Start of Data listing
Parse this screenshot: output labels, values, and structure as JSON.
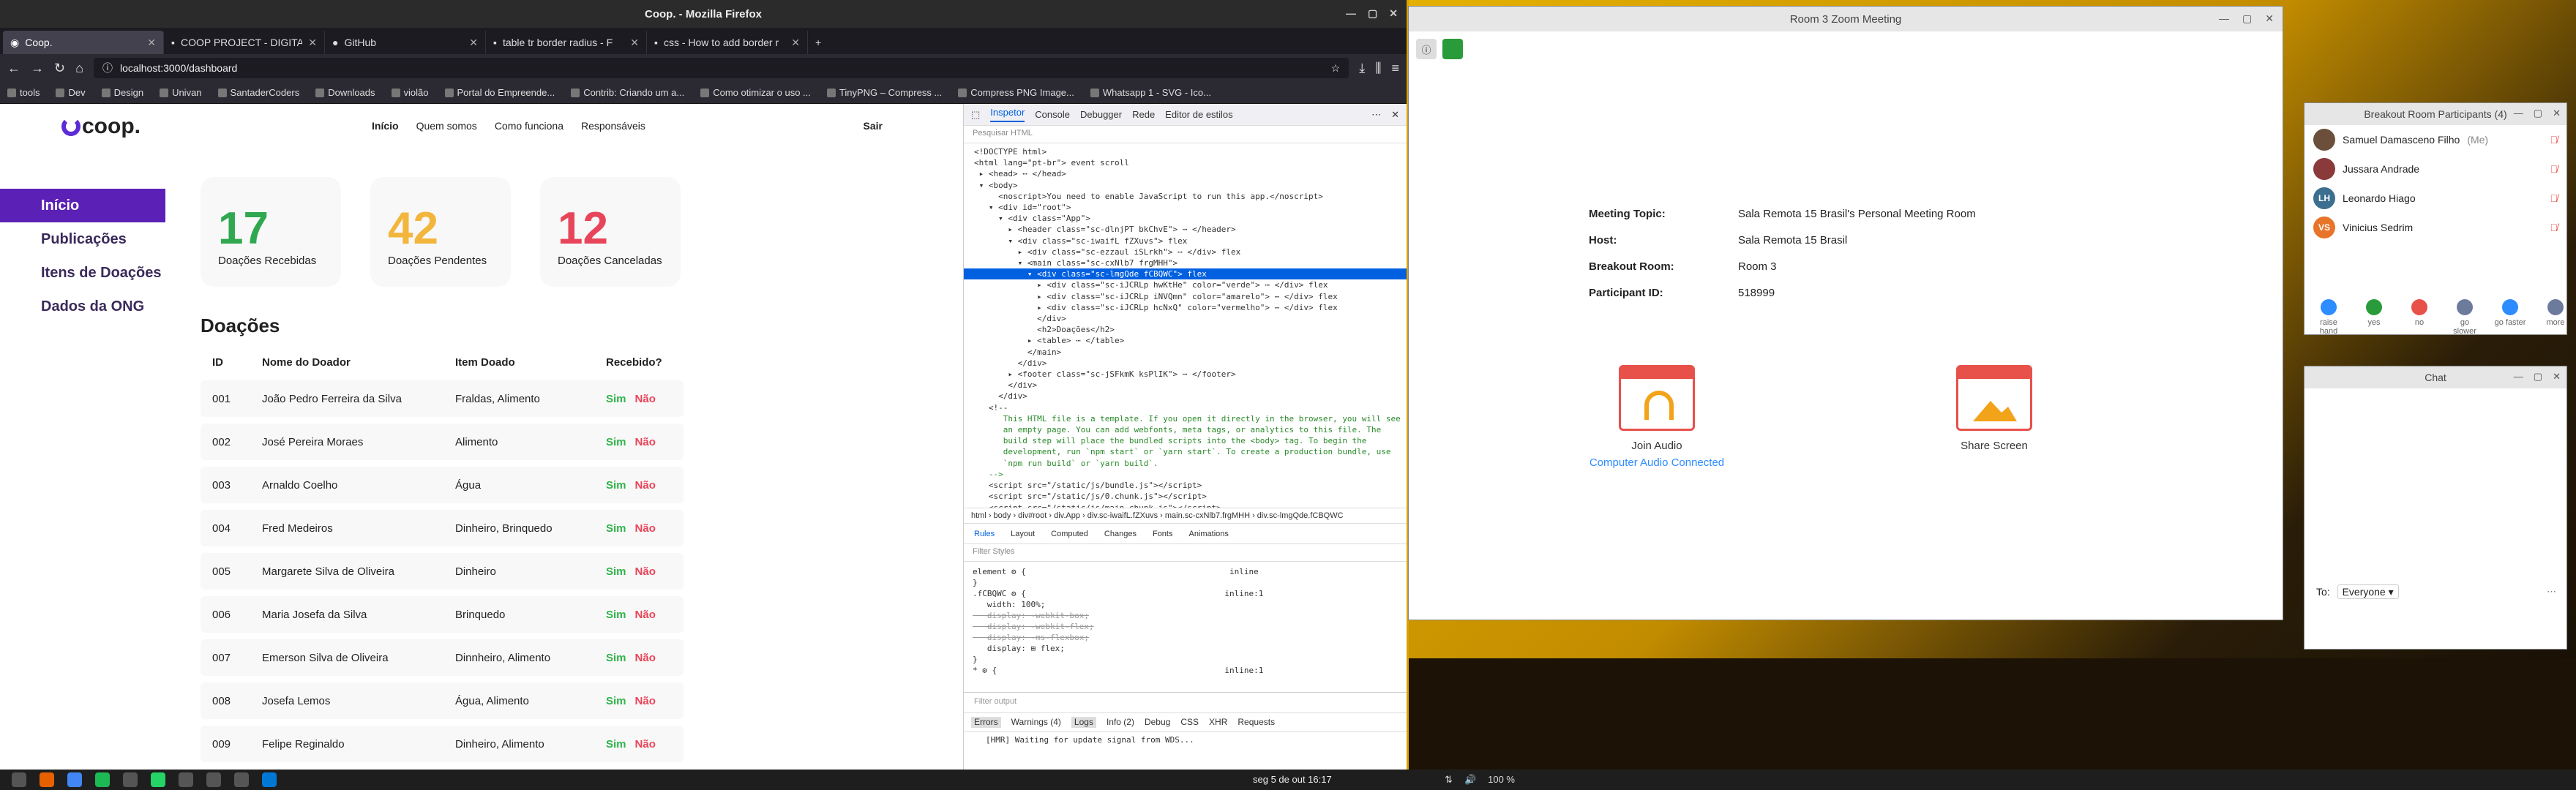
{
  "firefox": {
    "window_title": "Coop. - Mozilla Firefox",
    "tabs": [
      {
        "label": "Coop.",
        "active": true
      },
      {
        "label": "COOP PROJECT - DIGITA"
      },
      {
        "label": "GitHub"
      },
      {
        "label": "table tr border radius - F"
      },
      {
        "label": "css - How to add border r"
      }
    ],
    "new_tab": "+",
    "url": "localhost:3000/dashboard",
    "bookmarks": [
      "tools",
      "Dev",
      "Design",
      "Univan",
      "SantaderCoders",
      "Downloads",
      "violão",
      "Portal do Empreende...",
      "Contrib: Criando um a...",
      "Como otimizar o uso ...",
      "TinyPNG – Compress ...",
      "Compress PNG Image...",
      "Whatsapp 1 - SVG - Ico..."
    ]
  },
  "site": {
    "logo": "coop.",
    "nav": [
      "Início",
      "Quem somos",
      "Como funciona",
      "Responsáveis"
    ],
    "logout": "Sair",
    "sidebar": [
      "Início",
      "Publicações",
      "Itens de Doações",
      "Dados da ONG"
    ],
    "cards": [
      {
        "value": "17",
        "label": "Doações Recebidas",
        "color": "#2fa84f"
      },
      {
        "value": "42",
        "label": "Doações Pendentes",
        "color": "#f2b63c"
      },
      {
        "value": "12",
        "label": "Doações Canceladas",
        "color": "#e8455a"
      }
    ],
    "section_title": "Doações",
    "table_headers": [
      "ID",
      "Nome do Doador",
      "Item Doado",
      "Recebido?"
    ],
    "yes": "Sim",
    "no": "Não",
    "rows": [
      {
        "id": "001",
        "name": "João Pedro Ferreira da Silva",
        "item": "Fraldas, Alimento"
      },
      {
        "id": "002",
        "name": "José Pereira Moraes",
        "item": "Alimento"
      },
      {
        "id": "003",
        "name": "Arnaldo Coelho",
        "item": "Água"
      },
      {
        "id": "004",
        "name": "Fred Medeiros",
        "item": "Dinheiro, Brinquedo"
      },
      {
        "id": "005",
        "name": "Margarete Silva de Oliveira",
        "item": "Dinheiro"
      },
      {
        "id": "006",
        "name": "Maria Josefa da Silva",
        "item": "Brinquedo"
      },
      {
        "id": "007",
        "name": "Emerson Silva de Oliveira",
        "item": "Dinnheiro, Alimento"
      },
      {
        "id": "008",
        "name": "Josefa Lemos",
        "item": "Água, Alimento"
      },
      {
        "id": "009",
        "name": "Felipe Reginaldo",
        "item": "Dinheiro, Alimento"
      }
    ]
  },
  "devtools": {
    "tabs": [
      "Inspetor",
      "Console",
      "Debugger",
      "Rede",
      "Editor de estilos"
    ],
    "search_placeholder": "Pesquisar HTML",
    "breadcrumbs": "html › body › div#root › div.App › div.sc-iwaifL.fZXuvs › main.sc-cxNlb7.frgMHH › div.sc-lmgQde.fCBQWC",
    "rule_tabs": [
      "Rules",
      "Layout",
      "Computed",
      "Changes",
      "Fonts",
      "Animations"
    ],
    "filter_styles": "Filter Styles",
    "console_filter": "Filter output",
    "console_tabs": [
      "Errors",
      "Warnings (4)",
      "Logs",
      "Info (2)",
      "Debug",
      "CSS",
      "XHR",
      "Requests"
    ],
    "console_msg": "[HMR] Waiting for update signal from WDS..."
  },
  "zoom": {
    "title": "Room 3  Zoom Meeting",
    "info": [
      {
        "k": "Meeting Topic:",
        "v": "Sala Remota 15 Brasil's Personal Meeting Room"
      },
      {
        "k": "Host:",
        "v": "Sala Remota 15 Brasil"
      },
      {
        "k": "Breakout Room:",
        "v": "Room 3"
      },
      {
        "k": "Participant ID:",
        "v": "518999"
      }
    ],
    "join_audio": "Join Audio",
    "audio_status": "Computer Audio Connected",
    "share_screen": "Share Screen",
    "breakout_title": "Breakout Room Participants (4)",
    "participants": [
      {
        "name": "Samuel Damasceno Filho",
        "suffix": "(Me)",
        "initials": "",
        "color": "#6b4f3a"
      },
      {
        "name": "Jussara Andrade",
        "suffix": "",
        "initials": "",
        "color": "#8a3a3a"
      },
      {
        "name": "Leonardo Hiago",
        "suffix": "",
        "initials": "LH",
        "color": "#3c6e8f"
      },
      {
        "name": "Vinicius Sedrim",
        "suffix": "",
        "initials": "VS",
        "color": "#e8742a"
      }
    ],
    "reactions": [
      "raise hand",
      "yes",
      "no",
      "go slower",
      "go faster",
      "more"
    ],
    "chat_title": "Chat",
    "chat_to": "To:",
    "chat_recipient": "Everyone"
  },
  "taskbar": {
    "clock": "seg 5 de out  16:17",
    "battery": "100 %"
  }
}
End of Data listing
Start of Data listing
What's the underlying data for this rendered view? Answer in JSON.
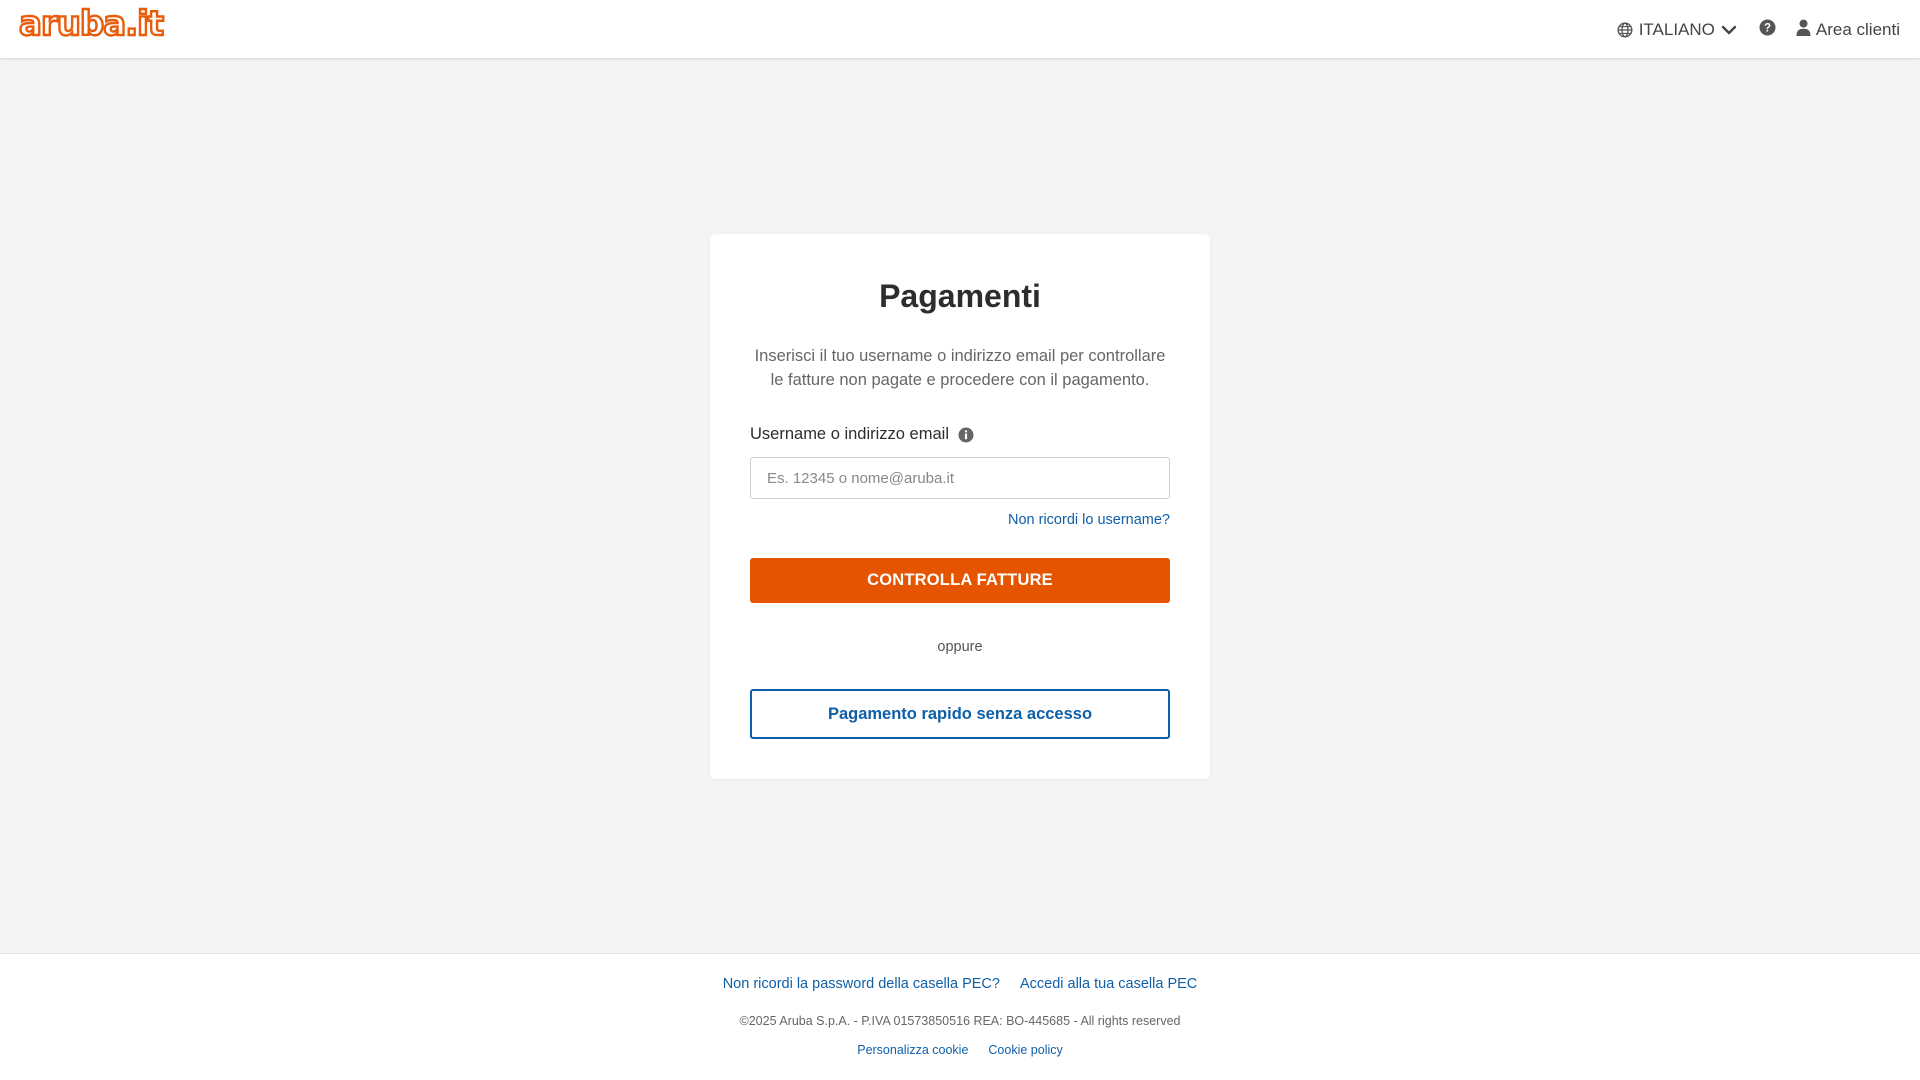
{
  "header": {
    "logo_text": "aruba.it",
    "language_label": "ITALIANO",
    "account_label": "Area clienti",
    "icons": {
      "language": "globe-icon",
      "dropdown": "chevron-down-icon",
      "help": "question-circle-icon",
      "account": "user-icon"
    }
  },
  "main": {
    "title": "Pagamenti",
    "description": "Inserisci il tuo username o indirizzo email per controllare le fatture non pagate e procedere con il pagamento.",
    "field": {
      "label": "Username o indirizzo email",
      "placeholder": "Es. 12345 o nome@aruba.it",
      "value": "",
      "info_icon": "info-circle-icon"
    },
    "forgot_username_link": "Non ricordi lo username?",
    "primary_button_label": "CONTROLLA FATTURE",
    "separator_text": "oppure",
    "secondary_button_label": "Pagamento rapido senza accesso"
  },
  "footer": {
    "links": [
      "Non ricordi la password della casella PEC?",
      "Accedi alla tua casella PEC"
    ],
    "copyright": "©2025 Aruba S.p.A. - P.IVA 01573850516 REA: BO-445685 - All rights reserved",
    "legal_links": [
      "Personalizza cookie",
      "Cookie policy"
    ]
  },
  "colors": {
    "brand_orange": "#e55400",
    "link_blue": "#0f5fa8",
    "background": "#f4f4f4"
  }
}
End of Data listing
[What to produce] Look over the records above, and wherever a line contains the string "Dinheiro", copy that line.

[Exercise answer]
        "item": "Dinheiro, Brinquedo"
        "item": "Dinheiro"
        "item": "Dinheiro, Alimento"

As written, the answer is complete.